[[ Material provided open ]]

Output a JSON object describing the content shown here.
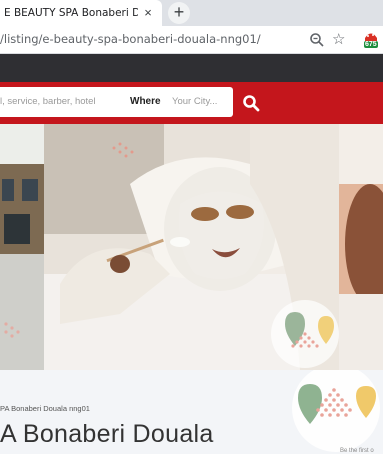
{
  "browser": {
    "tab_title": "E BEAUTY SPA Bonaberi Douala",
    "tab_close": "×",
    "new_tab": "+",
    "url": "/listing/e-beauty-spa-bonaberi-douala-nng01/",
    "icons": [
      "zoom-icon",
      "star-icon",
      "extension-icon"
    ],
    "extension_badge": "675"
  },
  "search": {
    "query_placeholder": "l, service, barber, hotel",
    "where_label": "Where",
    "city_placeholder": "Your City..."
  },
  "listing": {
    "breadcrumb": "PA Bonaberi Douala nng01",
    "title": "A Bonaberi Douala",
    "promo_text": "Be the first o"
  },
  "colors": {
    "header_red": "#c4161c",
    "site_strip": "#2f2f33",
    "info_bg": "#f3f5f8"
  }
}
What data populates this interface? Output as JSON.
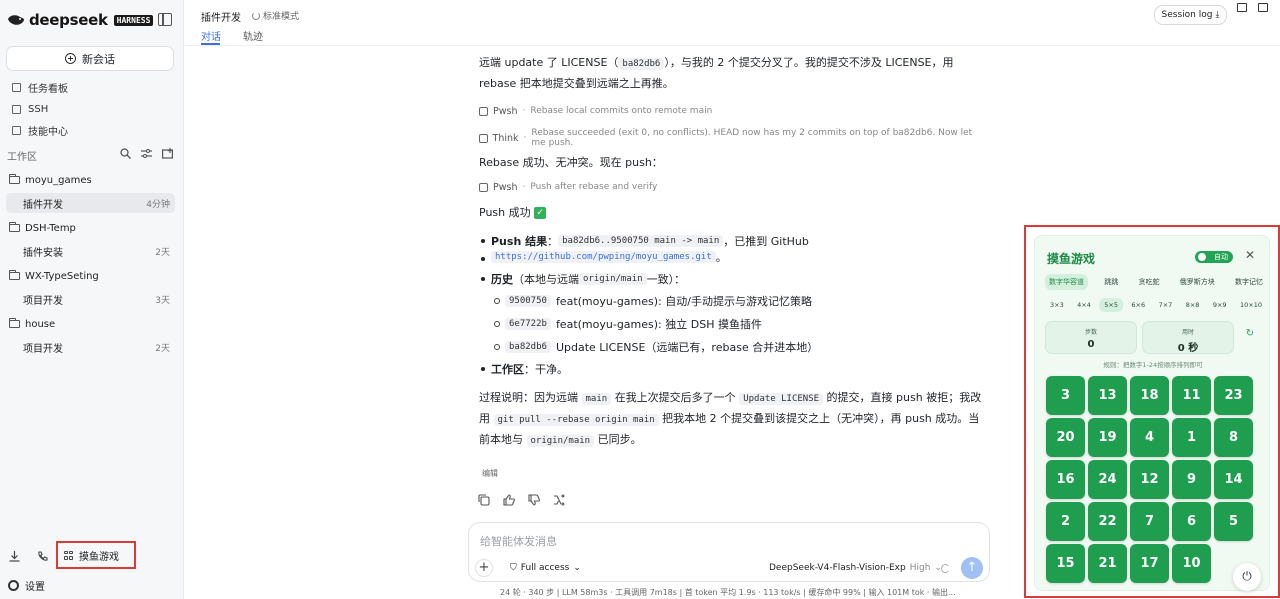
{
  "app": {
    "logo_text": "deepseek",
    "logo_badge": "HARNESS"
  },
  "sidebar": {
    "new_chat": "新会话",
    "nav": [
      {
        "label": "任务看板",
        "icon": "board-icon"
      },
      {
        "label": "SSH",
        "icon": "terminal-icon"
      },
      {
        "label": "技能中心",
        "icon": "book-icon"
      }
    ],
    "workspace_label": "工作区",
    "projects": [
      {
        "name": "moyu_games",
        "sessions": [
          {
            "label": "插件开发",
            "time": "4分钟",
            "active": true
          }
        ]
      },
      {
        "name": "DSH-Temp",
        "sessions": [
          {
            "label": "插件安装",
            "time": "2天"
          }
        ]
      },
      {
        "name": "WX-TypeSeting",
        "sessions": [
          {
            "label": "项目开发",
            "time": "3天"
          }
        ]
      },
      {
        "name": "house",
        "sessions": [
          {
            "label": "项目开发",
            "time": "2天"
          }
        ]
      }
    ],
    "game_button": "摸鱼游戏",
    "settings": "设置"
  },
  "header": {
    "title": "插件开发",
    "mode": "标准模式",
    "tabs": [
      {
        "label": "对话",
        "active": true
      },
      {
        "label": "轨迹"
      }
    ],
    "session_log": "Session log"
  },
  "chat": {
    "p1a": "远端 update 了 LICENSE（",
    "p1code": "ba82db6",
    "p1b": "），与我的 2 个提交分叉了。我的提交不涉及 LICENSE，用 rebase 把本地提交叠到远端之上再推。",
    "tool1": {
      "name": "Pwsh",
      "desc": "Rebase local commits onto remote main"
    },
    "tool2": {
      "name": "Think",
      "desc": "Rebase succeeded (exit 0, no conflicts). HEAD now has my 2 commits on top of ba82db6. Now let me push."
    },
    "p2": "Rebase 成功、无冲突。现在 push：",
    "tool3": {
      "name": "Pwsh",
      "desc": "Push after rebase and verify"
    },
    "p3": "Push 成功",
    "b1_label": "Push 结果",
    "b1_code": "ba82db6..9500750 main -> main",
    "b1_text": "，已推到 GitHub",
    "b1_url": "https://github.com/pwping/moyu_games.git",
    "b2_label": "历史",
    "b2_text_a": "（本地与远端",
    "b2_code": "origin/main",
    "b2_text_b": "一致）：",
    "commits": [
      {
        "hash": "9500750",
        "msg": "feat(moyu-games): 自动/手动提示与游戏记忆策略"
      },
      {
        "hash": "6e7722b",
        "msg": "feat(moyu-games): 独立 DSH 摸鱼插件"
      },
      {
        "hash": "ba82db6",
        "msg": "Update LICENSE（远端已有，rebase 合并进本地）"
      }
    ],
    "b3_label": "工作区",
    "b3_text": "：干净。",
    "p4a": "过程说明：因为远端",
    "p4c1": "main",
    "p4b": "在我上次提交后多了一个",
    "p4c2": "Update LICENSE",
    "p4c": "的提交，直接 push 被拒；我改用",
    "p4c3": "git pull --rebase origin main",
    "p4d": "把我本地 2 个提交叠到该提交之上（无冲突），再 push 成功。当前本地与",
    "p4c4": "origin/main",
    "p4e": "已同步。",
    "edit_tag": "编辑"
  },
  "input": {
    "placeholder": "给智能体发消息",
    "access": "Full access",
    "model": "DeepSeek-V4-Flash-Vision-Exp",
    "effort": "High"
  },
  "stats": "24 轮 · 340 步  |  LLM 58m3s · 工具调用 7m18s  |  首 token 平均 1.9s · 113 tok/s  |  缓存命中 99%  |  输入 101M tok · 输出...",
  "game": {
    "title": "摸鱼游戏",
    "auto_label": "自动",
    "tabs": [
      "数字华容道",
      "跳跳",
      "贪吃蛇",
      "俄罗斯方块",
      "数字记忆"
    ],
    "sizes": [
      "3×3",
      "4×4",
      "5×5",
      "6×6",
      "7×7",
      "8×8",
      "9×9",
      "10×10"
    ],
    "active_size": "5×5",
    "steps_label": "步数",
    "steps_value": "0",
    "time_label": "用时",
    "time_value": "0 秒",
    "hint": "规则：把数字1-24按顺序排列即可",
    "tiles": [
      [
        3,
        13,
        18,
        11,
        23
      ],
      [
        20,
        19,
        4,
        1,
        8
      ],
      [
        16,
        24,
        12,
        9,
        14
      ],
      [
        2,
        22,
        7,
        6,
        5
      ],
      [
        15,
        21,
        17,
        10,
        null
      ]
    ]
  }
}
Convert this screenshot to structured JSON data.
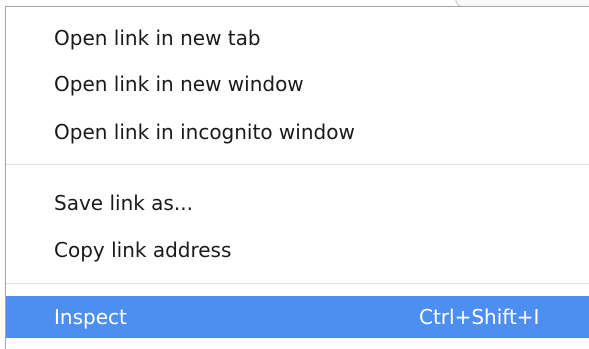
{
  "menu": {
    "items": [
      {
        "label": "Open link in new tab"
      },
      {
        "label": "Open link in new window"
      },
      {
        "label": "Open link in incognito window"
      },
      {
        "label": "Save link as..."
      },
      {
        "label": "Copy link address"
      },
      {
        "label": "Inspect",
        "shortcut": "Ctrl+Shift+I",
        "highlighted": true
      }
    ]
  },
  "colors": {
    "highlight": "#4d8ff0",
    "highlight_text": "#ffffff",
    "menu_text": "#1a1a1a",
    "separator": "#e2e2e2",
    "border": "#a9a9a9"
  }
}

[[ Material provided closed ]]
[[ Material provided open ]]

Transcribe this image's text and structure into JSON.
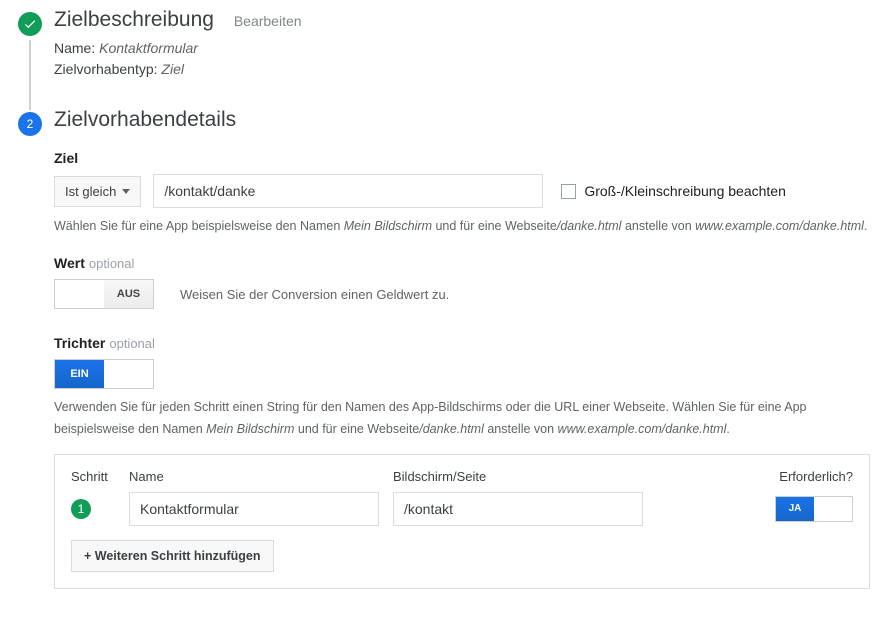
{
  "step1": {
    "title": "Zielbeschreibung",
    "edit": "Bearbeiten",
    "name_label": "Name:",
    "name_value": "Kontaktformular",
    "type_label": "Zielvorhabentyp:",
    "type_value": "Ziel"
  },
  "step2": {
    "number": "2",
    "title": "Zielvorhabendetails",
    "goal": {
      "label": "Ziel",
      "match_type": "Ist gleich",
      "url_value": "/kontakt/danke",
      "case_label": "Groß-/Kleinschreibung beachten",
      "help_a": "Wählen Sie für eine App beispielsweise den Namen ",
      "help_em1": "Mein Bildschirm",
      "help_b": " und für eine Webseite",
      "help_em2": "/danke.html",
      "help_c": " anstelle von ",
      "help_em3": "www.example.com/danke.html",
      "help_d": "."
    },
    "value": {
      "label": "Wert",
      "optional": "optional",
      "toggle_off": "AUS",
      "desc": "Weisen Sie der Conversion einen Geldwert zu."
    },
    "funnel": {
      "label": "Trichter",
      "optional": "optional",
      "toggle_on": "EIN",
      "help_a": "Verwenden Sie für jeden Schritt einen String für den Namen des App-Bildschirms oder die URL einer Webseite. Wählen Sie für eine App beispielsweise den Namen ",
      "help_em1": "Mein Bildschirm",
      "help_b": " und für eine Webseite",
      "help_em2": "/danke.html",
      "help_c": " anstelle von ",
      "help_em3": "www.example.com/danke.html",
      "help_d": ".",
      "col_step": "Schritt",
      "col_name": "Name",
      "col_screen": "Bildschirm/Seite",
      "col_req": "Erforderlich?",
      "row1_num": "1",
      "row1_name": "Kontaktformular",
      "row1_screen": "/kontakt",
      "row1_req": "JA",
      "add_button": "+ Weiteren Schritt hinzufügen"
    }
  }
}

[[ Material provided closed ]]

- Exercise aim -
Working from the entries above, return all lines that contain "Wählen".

- Task result -
      "help_a": "Wählen Sie für eine App beispielsweise den Namen ",
      "help_a": "Verwenden Sie für jeden Schritt einen String für den Namen des App-Bildschirms oder die URL einer Webseite. Wählen Sie für eine App beispielsweise den Namen ",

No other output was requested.